> [What the exercise asks]: Copy, from the data below, each line that has the word "JSON".

> [Extracted entries]:
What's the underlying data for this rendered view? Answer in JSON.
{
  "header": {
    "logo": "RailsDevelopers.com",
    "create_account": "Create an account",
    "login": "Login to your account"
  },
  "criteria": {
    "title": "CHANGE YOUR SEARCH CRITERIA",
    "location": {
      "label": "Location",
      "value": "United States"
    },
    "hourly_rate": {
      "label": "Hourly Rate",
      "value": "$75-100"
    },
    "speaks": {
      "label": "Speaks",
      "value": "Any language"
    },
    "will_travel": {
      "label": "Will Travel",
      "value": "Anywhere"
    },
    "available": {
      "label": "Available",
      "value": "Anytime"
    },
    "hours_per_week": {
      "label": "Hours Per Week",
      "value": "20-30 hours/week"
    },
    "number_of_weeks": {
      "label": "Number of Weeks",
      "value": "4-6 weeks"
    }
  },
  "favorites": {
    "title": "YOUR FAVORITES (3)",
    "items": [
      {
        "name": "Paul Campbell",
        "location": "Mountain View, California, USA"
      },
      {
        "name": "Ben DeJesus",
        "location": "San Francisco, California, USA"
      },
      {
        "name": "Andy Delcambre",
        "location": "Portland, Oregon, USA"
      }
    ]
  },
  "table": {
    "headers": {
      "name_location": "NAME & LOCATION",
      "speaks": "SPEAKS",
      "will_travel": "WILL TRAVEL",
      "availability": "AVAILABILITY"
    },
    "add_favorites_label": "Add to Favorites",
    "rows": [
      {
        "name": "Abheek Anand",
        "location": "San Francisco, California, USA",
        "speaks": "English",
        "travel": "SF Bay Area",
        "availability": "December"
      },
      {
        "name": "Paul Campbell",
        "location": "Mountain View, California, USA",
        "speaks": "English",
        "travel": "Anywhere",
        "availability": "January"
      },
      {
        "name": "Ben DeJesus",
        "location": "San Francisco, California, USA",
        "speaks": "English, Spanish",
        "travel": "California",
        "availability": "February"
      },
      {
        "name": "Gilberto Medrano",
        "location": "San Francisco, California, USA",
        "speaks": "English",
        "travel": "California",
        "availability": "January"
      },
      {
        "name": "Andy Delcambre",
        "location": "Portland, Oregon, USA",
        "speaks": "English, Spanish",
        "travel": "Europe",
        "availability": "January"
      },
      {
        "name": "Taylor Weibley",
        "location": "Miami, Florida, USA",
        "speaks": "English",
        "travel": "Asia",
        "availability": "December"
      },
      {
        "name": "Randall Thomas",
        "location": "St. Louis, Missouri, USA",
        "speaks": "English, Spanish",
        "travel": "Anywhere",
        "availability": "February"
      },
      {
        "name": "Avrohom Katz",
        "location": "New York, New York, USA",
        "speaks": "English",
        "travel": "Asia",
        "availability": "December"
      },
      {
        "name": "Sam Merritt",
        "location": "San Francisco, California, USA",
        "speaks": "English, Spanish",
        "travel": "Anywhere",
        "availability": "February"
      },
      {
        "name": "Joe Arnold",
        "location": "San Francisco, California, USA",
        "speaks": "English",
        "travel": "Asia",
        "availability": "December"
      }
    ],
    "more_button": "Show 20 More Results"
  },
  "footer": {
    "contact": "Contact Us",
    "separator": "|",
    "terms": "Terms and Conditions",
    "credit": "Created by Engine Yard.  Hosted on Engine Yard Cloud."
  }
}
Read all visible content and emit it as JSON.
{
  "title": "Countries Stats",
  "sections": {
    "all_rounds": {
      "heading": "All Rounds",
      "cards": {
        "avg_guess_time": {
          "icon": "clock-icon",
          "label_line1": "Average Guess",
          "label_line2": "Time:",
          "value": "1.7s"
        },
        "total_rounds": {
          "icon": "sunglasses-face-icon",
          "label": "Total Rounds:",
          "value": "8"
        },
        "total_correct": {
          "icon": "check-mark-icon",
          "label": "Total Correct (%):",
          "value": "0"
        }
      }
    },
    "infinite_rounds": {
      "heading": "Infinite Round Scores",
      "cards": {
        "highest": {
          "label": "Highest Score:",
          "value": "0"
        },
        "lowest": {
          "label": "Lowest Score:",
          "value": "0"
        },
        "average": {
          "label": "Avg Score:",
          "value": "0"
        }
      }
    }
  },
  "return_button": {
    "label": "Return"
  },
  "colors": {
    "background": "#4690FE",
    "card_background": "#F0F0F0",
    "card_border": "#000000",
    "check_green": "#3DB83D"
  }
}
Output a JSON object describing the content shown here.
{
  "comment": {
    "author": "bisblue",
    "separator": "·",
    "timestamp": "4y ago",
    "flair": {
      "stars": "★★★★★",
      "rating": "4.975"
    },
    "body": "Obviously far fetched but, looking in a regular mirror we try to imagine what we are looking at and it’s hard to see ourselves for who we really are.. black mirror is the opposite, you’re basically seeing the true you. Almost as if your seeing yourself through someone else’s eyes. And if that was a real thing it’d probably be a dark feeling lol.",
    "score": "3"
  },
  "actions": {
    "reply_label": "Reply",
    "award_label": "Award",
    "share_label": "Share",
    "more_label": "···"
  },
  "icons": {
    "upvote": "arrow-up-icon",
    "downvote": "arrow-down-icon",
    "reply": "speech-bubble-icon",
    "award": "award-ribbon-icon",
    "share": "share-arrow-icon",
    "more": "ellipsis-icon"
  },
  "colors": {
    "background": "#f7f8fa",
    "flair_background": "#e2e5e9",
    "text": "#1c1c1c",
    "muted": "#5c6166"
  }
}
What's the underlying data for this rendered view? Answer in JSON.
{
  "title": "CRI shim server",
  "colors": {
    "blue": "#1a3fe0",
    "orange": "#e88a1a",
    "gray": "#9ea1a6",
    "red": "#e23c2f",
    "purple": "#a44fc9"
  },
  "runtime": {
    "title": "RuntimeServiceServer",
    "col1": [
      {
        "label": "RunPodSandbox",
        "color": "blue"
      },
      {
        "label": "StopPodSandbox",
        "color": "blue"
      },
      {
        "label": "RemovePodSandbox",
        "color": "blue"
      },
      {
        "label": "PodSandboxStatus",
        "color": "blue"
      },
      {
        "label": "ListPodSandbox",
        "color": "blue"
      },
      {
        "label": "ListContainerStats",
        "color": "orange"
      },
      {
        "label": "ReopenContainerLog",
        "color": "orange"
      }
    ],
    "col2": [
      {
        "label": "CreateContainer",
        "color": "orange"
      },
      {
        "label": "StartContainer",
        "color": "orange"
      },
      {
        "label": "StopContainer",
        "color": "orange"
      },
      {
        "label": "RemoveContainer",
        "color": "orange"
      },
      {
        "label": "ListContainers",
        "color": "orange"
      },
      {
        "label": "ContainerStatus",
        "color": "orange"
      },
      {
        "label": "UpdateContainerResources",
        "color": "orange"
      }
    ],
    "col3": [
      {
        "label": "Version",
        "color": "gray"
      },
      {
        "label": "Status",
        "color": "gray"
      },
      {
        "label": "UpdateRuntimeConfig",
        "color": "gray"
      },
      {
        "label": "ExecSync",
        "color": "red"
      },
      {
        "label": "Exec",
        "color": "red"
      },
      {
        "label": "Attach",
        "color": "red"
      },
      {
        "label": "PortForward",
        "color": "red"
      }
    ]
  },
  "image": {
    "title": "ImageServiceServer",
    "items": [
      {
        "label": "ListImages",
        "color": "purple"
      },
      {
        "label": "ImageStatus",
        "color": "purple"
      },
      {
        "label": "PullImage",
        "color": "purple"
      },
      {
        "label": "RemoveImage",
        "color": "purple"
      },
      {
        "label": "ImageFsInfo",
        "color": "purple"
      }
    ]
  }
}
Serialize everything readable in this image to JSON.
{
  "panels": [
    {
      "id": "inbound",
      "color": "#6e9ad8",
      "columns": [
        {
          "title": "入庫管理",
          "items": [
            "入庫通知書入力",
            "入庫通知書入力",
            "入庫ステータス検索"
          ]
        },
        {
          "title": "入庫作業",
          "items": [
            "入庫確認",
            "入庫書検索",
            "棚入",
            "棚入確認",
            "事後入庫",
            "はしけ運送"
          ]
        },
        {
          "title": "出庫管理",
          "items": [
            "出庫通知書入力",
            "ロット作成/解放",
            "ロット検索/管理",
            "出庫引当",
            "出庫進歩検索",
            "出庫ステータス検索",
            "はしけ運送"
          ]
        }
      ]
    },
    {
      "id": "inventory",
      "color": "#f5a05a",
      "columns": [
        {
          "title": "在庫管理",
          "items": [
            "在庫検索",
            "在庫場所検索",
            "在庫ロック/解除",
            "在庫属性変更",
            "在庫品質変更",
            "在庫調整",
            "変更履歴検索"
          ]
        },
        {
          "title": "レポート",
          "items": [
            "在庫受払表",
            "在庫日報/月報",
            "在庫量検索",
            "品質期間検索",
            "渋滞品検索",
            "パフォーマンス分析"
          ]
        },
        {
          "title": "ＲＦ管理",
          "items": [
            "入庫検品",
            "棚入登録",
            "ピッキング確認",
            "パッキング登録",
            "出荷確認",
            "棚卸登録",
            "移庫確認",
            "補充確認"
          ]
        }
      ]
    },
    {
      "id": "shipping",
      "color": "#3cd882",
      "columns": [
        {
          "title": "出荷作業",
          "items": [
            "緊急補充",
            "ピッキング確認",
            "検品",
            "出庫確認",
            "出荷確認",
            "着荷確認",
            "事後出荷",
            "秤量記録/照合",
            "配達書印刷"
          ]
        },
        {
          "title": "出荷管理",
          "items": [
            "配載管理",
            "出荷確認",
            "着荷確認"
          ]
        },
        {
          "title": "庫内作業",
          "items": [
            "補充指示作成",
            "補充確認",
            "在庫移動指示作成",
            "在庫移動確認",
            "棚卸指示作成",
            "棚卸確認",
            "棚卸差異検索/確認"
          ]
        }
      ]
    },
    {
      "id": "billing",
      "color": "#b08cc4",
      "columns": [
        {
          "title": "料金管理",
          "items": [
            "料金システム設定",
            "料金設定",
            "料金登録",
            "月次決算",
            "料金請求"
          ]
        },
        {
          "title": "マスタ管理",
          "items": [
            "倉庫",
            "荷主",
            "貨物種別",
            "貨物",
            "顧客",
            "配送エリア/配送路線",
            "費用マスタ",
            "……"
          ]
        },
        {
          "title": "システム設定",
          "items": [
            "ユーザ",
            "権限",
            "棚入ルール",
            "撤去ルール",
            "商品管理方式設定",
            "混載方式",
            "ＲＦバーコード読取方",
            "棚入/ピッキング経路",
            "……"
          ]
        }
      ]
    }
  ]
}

> [Solution to the problem]:
What's the underlying data for this rendered view? Answer in JSON.
Read all visible content and emit it as JSON.
Output a JSON object describing the content shown here.
What's the underlying data for this rendered view? Answer in JSON.
Serialize everything readable in this image to JSON.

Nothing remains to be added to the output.